Problem to work on
Your answer must be every line of the data that contains "true".

Records shown
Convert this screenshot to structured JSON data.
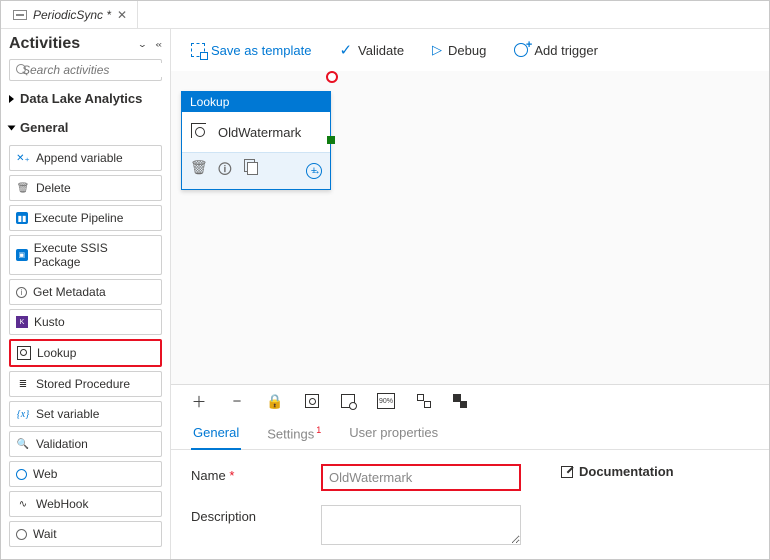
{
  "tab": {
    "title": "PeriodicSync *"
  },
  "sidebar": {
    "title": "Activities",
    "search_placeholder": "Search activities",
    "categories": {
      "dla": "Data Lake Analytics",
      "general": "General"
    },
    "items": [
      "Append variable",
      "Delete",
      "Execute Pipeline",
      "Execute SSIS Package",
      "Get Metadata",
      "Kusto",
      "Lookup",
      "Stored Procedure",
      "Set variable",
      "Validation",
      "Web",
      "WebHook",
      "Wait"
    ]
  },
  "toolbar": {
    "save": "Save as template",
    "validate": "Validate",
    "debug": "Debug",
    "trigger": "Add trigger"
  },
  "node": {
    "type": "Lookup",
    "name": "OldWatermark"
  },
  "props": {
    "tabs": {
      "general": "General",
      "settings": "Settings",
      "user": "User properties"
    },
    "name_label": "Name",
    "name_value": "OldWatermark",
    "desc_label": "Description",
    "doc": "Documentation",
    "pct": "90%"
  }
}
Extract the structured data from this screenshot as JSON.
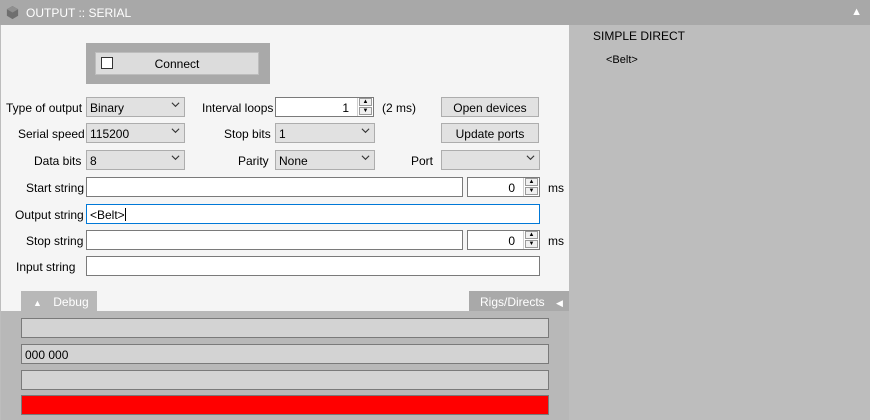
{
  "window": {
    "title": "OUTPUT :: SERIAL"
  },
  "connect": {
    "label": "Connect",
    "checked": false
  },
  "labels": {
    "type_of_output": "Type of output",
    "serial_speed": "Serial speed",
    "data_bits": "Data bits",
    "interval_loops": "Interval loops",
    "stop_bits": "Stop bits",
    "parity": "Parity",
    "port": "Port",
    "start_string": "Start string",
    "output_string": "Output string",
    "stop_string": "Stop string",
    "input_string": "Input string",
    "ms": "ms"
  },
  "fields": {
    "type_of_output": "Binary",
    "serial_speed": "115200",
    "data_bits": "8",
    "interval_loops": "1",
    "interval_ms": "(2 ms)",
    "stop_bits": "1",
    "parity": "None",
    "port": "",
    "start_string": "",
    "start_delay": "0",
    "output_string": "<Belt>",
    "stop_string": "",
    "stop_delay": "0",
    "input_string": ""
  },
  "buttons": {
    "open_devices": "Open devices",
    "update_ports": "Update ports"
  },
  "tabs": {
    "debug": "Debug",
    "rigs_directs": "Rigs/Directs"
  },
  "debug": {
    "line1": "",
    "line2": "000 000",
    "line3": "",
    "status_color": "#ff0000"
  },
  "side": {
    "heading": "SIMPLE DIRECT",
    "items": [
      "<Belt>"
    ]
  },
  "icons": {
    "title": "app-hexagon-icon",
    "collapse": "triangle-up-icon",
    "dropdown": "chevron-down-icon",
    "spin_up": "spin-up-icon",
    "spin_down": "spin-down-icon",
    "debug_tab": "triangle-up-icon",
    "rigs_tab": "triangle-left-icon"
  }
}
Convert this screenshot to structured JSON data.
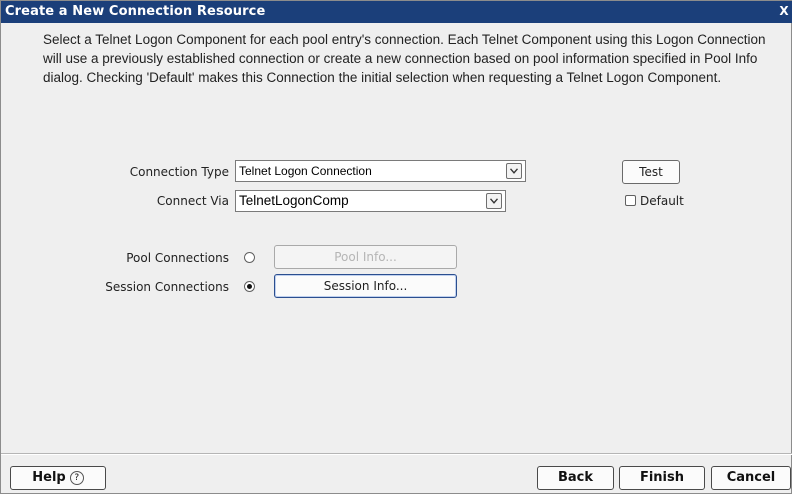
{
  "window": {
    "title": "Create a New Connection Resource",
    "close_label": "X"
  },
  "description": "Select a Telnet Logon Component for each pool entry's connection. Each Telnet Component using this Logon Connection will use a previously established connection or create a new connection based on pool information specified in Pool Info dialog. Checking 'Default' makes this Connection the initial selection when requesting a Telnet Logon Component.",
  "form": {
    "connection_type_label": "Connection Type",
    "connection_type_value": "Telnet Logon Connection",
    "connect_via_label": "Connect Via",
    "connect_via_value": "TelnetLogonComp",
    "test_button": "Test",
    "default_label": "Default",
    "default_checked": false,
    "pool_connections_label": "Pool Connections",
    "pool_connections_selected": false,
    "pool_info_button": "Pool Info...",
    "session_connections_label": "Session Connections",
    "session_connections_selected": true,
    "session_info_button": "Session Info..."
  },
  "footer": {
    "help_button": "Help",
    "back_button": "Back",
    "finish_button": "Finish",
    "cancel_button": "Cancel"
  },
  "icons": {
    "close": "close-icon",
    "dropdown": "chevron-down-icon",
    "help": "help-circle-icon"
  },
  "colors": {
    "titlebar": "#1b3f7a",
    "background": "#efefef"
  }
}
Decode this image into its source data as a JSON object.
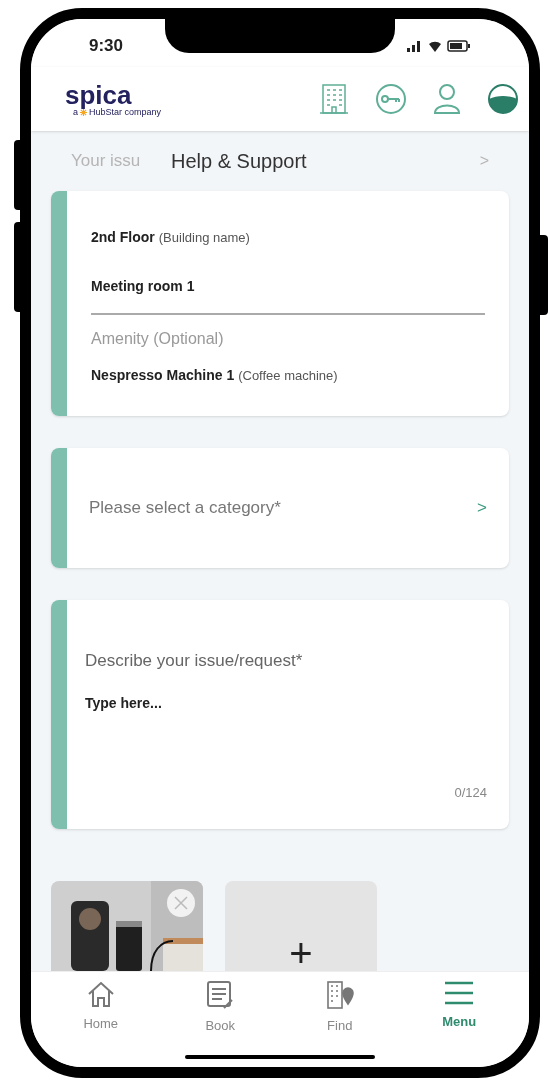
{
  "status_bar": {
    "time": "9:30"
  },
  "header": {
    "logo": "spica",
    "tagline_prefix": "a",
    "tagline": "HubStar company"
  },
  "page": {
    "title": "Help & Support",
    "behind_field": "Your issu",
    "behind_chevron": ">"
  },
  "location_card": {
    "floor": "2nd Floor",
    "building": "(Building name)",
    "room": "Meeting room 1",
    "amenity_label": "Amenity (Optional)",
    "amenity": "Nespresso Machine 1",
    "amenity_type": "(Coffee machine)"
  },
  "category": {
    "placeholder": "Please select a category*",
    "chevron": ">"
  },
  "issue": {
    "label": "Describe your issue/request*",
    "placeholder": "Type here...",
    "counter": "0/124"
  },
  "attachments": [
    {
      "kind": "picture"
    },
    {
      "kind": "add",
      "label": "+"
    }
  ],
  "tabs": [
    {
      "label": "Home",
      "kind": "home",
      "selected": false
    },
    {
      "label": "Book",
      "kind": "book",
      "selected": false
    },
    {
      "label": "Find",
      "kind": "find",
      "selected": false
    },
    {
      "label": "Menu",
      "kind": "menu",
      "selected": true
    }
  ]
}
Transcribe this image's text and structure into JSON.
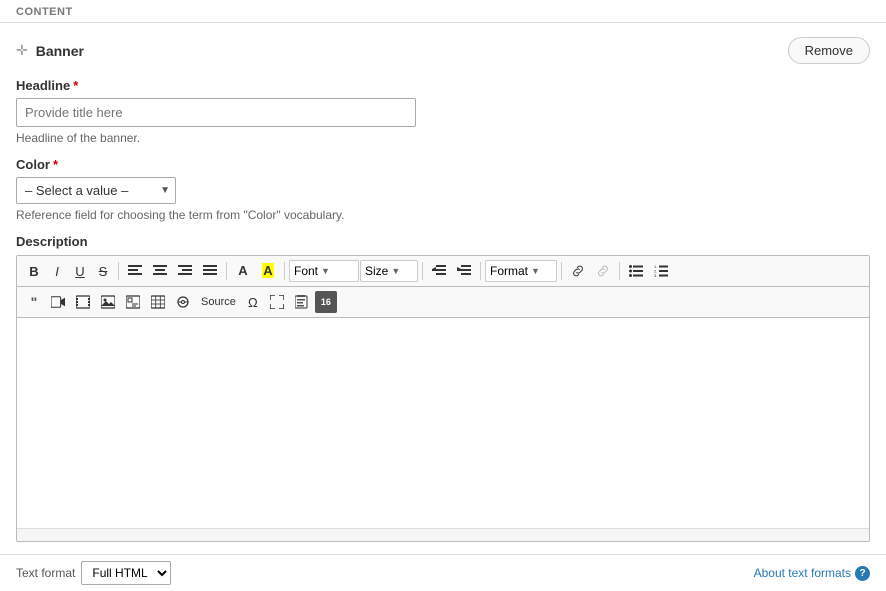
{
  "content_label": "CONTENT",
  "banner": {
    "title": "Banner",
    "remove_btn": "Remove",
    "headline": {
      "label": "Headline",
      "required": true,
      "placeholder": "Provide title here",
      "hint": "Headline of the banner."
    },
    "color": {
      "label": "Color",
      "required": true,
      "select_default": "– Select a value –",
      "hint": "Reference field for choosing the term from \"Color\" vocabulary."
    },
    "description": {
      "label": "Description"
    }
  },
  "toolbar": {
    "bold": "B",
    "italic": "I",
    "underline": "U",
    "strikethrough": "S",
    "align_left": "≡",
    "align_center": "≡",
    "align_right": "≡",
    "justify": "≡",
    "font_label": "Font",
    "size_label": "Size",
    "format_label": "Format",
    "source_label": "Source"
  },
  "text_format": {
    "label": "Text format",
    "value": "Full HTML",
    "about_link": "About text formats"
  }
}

Solution
    "session_connections_selected": true,
      "selected": true
      "required": true,
      "required": true,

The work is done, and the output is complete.